American women are still getting too many mammograms. Despite recommendations from the US Preventive Services Task Force and the American Cancer Society against routine screening for breast cancer before age 50, the rates of mammogram screening have not changed significantly in the past ten years.
In a recent JAMA Clinical Update, Dr. Nancy Keating and Dr. Lydia Pace from the Brigham and Women’s Hospital in Boston suggest that a key barrier to reducing unnecessary mammograms is the lack of real shared decision making.
For a woman in her 40s, mammograms have a much greater possibility of harm than they do benefit; for every 10,000 women in their 40s who are screened, three fewer will die of breast cancer in ten years, but 6,130 will have a false positive test, 700 will receive an unnecessary biopsy, and there will be no reduction in all-cause mortality. However, the benefit of potentially not dying from breast cancer, however small, is worth the greater risk of stress from a false positive or pain of a biopsy for some women. That’s why the USPSTF and ACS recommend that the decision about whether or not to have a mammogram should be based on a woman’s specific preferences and values, as well as their individual risk factors.
However, engaging in conversations with patients about the risks and benefits of mammograms is easier said than done. Messaging that touts the benefits of mammograms is ubiquitous, while information on the potential harms is scarce. The American College of Radiology sponsors a website called “Mammography Saves Lives.” Some hospitals encourage women age 40 and above to schedule an annual mammogram because “it might save your life.”
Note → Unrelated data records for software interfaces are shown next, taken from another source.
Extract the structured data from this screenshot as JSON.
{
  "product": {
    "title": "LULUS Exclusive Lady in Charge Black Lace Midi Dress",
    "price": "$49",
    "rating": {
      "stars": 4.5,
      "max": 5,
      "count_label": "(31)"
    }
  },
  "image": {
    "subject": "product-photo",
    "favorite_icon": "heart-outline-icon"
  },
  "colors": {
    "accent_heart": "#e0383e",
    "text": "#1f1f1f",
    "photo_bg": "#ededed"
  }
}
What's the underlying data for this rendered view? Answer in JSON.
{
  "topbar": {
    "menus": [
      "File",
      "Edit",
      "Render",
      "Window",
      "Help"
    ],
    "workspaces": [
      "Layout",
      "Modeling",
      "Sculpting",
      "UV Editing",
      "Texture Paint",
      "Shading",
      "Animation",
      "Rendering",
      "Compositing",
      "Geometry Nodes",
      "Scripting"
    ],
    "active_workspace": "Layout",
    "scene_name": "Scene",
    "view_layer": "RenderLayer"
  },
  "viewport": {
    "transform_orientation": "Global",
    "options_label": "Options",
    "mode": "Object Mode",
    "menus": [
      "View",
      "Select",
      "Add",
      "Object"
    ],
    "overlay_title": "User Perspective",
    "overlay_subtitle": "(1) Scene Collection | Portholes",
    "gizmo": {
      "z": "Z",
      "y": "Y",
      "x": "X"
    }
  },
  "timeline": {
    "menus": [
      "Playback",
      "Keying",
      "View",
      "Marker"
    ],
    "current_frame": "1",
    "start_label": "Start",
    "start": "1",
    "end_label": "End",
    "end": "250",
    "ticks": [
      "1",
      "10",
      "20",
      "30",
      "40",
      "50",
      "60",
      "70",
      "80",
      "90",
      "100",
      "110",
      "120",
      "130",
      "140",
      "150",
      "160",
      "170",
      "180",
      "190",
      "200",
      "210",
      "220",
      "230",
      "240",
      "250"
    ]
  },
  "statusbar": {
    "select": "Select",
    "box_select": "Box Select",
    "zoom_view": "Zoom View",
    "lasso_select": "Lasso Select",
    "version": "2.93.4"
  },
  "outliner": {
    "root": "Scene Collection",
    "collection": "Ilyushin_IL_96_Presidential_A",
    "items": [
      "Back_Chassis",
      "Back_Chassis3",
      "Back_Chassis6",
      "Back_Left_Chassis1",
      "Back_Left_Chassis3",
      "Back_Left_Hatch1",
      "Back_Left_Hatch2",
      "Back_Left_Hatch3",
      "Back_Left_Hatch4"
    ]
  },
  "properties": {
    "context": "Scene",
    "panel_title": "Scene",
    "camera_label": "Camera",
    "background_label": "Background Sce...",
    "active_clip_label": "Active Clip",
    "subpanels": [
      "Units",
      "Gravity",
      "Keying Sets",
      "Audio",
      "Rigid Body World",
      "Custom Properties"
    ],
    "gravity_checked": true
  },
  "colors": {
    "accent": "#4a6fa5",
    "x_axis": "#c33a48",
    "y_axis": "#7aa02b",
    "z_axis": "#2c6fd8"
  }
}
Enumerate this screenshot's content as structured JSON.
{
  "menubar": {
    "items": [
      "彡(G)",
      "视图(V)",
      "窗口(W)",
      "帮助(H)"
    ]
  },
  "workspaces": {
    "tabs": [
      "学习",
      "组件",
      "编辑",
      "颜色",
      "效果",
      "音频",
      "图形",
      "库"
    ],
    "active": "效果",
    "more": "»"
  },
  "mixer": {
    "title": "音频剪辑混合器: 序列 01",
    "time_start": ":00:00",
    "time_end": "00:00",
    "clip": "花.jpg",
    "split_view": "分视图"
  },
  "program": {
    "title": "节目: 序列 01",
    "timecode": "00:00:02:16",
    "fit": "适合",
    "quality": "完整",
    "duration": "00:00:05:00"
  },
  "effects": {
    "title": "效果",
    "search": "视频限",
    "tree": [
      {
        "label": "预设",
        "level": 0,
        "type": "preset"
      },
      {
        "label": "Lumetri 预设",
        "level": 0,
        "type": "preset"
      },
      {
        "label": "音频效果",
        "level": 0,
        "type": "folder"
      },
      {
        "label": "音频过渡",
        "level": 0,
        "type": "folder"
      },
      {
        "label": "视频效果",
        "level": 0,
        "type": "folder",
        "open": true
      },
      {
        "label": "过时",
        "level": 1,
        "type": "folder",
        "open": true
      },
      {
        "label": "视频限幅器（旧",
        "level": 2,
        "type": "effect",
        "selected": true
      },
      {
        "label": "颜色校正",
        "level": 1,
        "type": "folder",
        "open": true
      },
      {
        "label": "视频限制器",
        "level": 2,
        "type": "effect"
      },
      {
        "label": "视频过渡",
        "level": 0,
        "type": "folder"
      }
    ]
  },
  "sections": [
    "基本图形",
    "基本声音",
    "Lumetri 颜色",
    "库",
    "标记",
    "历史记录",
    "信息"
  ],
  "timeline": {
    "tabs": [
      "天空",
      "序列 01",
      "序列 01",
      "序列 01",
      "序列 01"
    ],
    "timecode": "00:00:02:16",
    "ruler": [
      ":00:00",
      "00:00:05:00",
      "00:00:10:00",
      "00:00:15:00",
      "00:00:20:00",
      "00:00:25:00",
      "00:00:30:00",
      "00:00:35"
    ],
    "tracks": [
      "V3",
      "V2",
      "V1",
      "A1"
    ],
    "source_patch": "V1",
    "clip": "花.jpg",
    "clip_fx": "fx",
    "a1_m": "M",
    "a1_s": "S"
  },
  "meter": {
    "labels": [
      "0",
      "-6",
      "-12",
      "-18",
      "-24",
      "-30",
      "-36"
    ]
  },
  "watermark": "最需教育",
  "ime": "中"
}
When the UK National Health Service had a computer glitch that failed to remind 450,000 older women to get a mammogram, newspapers reported that “270 women may have died” because they missed their screening. As Kevin Lomangino writes in Health News Review, these scary headlines miss the fact that breast cancer screening does not save lives when you look at all-cause mortality, rather than just deaths from breast cancer. This could be because harms from aggressive treatments after screening cancel out the benefits of fewer cancer deaths. The news coverage of the NHS story also missed opportunities to talk about the potential harms of overdiagnosis and overtreatment from mammograms.
“The point is not that mammograms are useless and should be avoided — it’s that the benefits are probably smaller than most women have been led to believe,” writes Lomangino. “News coverage of mammograms doesn’t help when it reinforces misconceptions about the effectiveness of screening and doesn’t address the harms.”
With plenty of misinformation about mammograms and limited time at the doctor’s office, how can clinicians facilitate informed, shared decision-making conversations? Decision aids like infographics and theaters have been helpful in making the risks and benefits of mammograms more clear.
Lown 2018 speaker and family medicine physician Dr. Ronald Adler recently published a series of decision aids designed to engage patients in discussions about cancer screening. Cancer Screening Decision: A Patient-Centered Approach uses a visual, step-by-step approach for making decisions around breast cancer screening, as well as several other common cancers.
At the same time, we also have to get better at talking about what the harms of overdiagnosis and overtreatment really mean for patients. Patients may know that they have a certain chance of getting a biopsy or false positive from a mammogram, but unless they know someone who has experienced it, they might not know what these procedures actually feel like, physically and mentally. Just as we have many stories of breast cancer survivors who can speak to that lived experience, we need to engage with more people who have experienced overdiagnosis and can talk about what it feels like.
We’re going to need a multi-pronged approach, engaging clinicians, patients, and the media, to reduce unnecessary breast cancer screening.